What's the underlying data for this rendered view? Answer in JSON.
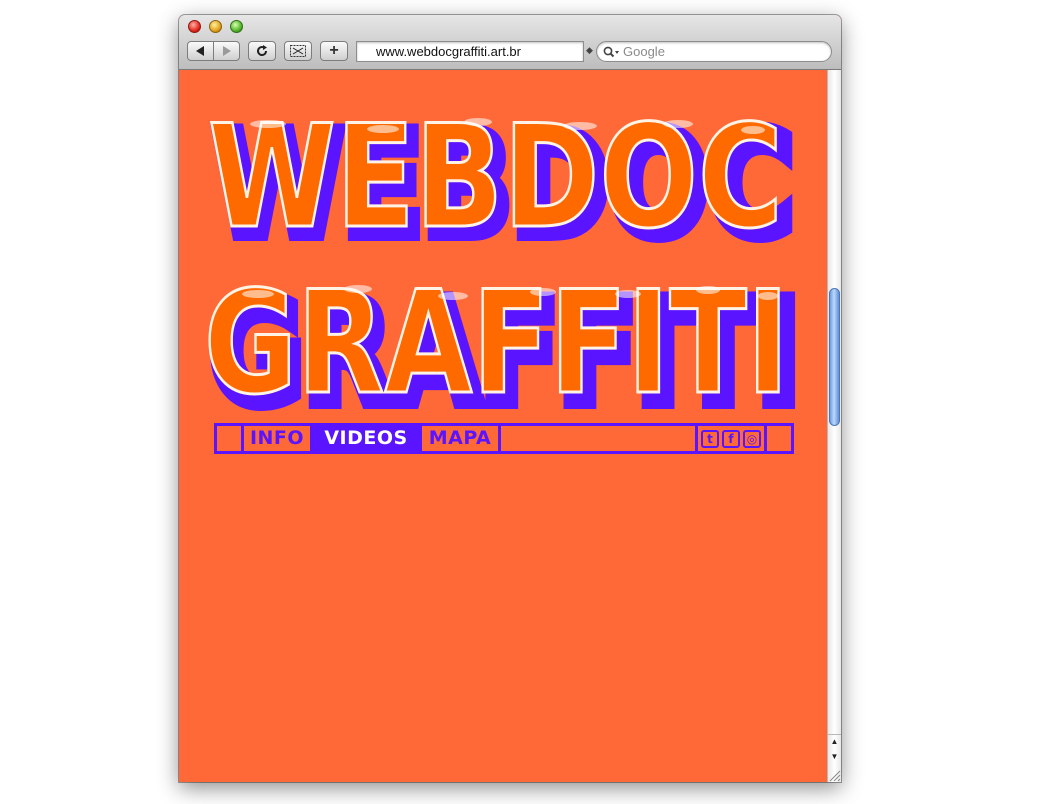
{
  "browser": {
    "url": "www.webdocgraffiti.art.br",
    "search_placeholder": "Google",
    "buttons": {
      "back": "back-arrow",
      "forward": "forward-arrow",
      "reload": "reload-icon",
      "snippet": "snippet-icon",
      "add_bookmark": "+"
    }
  },
  "page": {
    "background_color": "#ff6837",
    "logo": {
      "text": "WEBDOC GRAFFITI",
      "fill_color": "#ff6a00",
      "outline_color": "#5a14ff"
    },
    "nav": {
      "info": "INFO",
      "videos": "VIDEOS",
      "mapa": "MAPA",
      "social": [
        {
          "icon": "twitter-icon",
          "glyph": "t"
        },
        {
          "icon": "facebook-icon",
          "glyph": "f"
        },
        {
          "icon": "instagram-icon",
          "glyph": "◎"
        }
      ]
    }
  }
}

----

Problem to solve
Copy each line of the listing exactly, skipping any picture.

Result
What's the underlying data for this rendered view? Answer in JSON.
{
  "browser": {
    "url": "www.webdocgraffiti.art.br",
    "search_placeholder": "Google",
    "buttons": {
      "back": "back-arrow",
      "forward": "forward-arrow",
      "reload": "reload-icon",
      "snippet": "snippet-icon",
      "add_bookmark": "+"
    }
  },
  "page": {
    "background_color": "#ff6837",
    "logo": {
      "text": "WEBDOC GRAFFITI",
      "fill_color": "#ff6a00",
      "outline_color": "#5a14ff"
    },
    "nav": {
      "info": "INFO",
      "videos": "VIDEOS",
      "mapa": "MAPA",
      "social": [
        {
          "icon": "twitter-icon",
          "glyph": "t"
        },
        {
          "icon": "facebook-icon",
          "glyph": "f"
        },
        {
          "icon": "instagram-icon",
          "glyph": "◎"
        }
      ]
    }
  }
}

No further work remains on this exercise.